This article appears in the May 2021 issue of Investment Executive. Subscribe to the print edition, read the digital edition or read the articles online.
As Covid-19 threw the world into chaos, firms scrambled to figure out how to get advisors the support they needed to work from home. The pandemic is ongoing, but advisors and their firms have done their best to adapt.
Advisors surveyed for Investment Executive’s 2021 Brokerage Report Card were asked this supplementary question: “On a scale of zero to 10, how well did your firm support you during the Covid-19 pandemic in 2020?” (Research for the 2020 Report Card took place prior to the first lockdown in March of last year.)
Overall, advisors were happy with the help they received last year and granted their firms an average rating of 9.1 for their pandemic response. Respondents at firms that got it right — such as Wellington-Altus Private Wealth Inc., which came out on top with a perfect rating of 10.0 for its response to the pandemic — typically praised the investments their firms made in new technologies, including e-signatures.
“They spent so much money on tech,” said a Wellington-Altus advisor in the Prairies. “There wasn’t once that we weren’t able to fully perform at our best.”
Shaun Hauser, the firm’s president and founder, said Wellington-Altus had been prepared even before the pandemic to offer advisors the flexibility to work from home.
“Ironically and fortuitously, we didn’t have to make any impromptu and on-the-spot investments to allow us to take care of our clients and have our company work virtually,” Hauser said. “No one could have predicted the pandemic, but we did plan appropriately for having to work remotely.”
Conversely, firms that struggled to respond to the pandemic — such as BMO Private Wealth Canada and Asia, which received a 6.7 for pandemic response — were criticized for not doing enough to improve technology. As one BMO advisor from Quebec put it, “We did not have much support because the firm had so many computer problems.”
Andrew Auerbach, head of BMO Private Wealth, said the firm has made significant improvements in technology.
“We launched Microsoft Teams across the enterprise, which has been very, very well received,” Auerbach said. “We’re in the process of deploying top-of-the-line laptops to all the professionals in the firm.” He said BMO expects to have those laptops fully deployed by the end of June.
New tech and an extended work-from-home order have changed corporate culture and the habits of many advisors — for better or worse, depending on who you ask. Many advisors said they would prefer a hybrid work model in which they work from the office only a few days a week.
“I don’t think we’re ever going back to a time where everyone is in the office five days a week. It makes you think that a lot of what you were doing before was not necessary,” said an advisor in Alberta with Canaccord Genuity Wealth Management (Canada). Canaccord advisors gave their firm’s pandemic support a 9.4 rating.

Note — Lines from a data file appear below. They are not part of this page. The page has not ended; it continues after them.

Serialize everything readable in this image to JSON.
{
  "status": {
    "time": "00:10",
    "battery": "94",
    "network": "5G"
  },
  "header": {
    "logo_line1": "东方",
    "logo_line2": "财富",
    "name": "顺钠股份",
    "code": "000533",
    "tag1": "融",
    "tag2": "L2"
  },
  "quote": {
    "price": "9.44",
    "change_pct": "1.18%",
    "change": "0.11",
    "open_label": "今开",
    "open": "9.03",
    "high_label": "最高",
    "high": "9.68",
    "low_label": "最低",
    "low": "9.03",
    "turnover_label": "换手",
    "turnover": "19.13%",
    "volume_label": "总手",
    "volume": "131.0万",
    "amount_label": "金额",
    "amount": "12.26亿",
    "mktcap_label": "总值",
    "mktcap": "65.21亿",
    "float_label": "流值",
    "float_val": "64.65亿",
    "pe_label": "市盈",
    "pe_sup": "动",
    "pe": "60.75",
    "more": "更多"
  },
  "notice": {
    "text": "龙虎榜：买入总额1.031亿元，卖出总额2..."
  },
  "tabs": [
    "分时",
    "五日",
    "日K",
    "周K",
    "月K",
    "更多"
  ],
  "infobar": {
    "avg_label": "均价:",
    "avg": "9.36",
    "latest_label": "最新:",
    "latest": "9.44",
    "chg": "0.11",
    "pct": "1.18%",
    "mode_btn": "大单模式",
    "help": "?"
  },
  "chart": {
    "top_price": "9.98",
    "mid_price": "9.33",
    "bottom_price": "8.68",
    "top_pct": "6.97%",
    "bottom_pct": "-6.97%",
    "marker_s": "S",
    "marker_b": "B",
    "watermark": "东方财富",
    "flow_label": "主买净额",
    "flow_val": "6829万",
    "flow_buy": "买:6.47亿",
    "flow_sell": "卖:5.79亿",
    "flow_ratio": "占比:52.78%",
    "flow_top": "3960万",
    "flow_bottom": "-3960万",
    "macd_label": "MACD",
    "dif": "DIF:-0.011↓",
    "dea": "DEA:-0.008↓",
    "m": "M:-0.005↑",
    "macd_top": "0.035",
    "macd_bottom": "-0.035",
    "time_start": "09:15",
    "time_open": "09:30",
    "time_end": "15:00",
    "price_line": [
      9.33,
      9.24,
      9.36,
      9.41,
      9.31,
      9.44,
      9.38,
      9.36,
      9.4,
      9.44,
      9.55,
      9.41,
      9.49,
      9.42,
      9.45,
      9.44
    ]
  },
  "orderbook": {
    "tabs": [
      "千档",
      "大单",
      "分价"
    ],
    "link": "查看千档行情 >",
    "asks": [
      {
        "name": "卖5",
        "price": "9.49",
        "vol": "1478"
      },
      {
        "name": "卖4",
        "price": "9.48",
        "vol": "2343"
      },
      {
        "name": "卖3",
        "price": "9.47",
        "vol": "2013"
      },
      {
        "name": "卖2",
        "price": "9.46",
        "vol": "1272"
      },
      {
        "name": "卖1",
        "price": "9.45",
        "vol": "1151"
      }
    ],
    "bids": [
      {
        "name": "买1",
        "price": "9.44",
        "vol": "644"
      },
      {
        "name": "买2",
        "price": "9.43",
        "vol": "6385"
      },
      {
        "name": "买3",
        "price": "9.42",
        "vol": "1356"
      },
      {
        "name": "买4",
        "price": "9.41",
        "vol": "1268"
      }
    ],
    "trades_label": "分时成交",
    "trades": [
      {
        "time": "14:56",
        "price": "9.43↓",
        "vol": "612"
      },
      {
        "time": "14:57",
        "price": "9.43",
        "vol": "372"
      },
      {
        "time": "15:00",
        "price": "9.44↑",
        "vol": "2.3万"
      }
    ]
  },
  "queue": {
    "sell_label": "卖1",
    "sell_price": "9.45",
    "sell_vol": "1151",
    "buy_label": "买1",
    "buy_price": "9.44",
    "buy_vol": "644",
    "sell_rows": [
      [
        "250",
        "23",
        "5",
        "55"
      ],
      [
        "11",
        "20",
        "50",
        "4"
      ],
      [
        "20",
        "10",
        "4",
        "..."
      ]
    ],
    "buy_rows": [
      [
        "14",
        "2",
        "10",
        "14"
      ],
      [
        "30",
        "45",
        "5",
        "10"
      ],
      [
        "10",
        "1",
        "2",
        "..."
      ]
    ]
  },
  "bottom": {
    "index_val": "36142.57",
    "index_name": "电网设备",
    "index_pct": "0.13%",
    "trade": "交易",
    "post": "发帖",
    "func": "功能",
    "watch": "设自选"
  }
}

On the topic of corporate culture during the pandemic, a CIBC Wood Gundy advisor in B.C. said, “I’m working from home and the social aspect is missing, but I don’t think I’m missing anything going on at the branch because we have weekly meetings to keep us updated.” That advisor, who would prefer a hybrid work model going forward, noted that there are fewer distractions at home and you “don’t have to dress up, so that’s great.”
Wood Gundy was rated 8.9 for its pandemic support and 8.3 in the “Corporate culture” category. Other advisors at the firm said they simply wouldn’t return to the office. “I have a great setup at home and I don’t care about the office at this point,” said another Wood Gundy advisor in B.C. “I at least put on my pants, though — not sweatpants or [pyjamas].”
An advisor in the Prairies with RBC Dominion Securities Inc. (RBC DS), which had a pandemic support rating of 9.2 and corporate culture rating of 9.1, said they would also prefer to remain at home. “I like being at home way more than the office.”
But other respondents said they looked forward to a return to normalcy. “Being in my basement is not a lot of fun for me. I’m literally in my sweatpants now, but I’d rather be in the office,” said an RBC DS advisor in Ontario.
For some executives, nothing beats face-to-face communication. David Agnew, CEO of RBC Wealth Management Canada, said his firm will need to allow for flexible work arrangements in the future, but he resisted the idea of most advisors working from home indefinitely.
“I know one thing: we’re in the people business and a lot of our staff enjoy being around each other,” Agnew said. “I think [with] collaboration, you learn more. You probably innovate more. And I do think clients are served in a better fashion when people are in the office.”